• Information provided:
====
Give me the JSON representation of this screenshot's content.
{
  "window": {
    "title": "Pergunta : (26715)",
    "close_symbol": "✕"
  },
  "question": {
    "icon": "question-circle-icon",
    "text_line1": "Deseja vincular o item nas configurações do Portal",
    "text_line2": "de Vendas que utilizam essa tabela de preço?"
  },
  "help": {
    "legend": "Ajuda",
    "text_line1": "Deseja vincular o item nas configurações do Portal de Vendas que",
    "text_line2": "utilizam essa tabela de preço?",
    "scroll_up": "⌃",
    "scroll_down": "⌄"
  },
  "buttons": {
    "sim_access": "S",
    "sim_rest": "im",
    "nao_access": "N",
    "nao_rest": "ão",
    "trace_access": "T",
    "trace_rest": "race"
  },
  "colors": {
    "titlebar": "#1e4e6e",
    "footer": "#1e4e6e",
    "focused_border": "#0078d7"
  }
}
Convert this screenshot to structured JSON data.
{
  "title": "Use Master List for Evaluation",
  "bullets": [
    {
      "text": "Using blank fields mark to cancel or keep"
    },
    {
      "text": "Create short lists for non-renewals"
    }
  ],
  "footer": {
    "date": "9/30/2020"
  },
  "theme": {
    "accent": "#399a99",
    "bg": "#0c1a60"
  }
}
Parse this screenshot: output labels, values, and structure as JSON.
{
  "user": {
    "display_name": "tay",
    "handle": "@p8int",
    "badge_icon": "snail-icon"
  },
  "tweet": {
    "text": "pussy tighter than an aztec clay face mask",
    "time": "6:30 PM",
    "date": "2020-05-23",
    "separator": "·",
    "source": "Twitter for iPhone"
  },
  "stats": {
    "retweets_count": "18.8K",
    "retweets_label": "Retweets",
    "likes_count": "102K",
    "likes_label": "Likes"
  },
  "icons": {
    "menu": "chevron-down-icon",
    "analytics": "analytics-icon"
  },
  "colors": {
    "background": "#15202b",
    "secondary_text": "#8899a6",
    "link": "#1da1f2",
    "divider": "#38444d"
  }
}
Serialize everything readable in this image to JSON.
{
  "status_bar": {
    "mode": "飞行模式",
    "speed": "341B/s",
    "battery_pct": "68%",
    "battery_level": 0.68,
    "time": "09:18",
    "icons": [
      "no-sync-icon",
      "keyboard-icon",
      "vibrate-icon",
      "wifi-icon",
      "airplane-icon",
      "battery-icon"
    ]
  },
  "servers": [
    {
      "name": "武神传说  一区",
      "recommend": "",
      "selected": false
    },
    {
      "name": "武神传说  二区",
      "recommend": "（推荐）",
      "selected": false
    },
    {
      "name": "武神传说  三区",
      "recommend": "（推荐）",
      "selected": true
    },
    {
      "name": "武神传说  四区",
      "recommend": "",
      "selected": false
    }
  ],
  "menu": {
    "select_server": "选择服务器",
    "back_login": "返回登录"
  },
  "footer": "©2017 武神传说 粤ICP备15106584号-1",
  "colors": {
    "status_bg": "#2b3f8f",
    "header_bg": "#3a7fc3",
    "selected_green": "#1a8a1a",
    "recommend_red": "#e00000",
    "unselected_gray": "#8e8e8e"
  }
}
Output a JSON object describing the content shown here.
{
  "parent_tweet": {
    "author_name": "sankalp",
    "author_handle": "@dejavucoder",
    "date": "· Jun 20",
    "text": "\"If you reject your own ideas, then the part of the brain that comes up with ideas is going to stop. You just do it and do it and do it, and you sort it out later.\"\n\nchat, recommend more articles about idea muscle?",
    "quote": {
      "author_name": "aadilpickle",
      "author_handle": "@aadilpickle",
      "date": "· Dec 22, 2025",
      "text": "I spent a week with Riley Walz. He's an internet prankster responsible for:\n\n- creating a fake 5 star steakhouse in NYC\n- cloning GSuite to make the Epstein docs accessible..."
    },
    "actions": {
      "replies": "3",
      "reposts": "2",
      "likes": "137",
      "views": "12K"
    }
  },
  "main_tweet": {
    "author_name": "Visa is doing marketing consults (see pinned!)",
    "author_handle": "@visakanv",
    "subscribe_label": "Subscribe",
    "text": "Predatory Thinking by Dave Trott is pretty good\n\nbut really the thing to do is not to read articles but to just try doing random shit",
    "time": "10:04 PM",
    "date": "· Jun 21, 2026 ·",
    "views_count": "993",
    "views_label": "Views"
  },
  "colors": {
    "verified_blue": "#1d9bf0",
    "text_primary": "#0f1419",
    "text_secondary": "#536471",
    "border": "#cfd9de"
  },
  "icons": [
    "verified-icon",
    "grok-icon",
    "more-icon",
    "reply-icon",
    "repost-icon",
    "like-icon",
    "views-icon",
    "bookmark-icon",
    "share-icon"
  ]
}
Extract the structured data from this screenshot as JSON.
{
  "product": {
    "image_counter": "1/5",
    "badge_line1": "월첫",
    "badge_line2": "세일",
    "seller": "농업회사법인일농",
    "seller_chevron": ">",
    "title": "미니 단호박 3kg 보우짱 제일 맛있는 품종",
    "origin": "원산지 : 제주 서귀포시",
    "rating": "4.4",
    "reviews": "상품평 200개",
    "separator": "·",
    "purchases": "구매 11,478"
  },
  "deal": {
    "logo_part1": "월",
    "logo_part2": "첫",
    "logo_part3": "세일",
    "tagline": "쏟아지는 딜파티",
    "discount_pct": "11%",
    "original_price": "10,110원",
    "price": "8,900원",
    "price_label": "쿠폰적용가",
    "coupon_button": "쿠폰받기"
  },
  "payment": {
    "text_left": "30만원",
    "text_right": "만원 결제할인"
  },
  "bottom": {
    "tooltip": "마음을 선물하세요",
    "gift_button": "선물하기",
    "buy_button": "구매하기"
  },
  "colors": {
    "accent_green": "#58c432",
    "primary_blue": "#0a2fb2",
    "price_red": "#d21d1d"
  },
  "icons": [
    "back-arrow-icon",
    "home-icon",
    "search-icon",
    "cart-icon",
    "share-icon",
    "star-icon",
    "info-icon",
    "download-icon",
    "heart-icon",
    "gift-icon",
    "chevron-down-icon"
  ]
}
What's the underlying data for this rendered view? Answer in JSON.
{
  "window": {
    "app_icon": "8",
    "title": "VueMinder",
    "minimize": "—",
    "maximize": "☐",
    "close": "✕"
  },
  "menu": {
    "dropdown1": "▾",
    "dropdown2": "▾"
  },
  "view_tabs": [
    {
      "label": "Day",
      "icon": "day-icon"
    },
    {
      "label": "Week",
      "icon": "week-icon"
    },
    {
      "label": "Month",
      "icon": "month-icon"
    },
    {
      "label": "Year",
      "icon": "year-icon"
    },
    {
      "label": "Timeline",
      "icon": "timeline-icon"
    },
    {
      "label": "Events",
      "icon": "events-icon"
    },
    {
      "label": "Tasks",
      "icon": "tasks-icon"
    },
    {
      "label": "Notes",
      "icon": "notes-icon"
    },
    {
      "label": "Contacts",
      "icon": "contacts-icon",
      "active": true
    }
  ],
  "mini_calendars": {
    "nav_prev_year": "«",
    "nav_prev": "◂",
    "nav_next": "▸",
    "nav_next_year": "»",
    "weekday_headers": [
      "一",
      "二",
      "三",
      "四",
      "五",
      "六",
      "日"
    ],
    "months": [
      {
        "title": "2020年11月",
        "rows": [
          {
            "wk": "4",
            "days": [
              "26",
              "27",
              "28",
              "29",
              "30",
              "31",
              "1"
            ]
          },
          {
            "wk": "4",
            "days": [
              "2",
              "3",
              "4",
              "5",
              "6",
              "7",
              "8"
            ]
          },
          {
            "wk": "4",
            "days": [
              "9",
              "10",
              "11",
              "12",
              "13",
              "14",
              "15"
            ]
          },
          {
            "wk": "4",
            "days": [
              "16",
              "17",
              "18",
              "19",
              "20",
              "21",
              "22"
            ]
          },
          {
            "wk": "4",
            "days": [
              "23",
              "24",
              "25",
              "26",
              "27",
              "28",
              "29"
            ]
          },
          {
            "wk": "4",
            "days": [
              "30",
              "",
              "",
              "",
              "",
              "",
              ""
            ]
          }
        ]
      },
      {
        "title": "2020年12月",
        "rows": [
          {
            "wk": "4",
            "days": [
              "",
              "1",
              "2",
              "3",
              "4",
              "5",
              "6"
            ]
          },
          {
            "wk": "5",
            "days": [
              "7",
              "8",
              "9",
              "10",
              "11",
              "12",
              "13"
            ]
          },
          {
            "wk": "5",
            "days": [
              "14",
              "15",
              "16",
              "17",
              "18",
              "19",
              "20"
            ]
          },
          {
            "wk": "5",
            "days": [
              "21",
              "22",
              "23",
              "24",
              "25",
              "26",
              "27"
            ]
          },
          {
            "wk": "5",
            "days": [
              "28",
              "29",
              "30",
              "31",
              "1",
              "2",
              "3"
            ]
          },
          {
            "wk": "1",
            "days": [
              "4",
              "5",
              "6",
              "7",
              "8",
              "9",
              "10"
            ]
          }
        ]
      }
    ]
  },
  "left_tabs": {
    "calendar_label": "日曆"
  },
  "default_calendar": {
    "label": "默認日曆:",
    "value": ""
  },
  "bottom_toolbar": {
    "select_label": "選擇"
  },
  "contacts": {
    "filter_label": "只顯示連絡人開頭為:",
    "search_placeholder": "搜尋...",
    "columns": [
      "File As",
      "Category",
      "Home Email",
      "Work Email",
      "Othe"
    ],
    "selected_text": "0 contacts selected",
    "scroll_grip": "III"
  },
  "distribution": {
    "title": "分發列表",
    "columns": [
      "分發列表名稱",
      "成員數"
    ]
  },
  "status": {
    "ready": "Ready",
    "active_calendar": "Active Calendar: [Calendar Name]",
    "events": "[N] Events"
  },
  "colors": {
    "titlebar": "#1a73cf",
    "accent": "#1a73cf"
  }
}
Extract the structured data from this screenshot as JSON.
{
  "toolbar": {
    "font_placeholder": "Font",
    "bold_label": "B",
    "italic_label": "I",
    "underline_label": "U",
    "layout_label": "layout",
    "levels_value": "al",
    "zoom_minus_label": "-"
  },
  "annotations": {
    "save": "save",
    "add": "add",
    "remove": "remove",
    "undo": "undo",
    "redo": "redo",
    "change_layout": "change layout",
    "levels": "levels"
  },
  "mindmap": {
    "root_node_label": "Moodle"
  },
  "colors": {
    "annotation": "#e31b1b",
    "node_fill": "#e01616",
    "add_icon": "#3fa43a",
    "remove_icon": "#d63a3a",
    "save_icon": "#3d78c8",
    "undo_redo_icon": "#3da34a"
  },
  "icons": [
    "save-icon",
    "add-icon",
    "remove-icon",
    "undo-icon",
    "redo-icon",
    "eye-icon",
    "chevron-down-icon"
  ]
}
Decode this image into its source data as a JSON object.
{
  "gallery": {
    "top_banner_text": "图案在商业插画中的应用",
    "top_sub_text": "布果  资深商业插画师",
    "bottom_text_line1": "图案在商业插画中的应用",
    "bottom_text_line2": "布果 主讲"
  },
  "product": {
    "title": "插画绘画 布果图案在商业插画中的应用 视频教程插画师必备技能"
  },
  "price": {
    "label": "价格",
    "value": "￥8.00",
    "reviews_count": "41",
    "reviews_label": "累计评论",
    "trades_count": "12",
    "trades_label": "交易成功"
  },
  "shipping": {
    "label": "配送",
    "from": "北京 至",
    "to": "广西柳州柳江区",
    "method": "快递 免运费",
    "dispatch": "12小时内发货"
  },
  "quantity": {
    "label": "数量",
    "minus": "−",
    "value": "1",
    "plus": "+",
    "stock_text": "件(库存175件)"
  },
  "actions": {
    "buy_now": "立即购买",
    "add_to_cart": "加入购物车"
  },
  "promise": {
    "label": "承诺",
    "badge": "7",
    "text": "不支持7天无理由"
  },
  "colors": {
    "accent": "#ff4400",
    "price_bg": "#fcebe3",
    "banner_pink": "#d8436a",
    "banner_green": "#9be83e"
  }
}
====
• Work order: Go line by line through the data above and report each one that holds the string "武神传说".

• Reply:
      "name": "武神传说  一区",
      "name": "武神传说  二区",
      "name": "武神传说  三区",
      "name": "武神传说  四区",
  "footer": "©2017 武神传说 粤ICP备15106584号-1",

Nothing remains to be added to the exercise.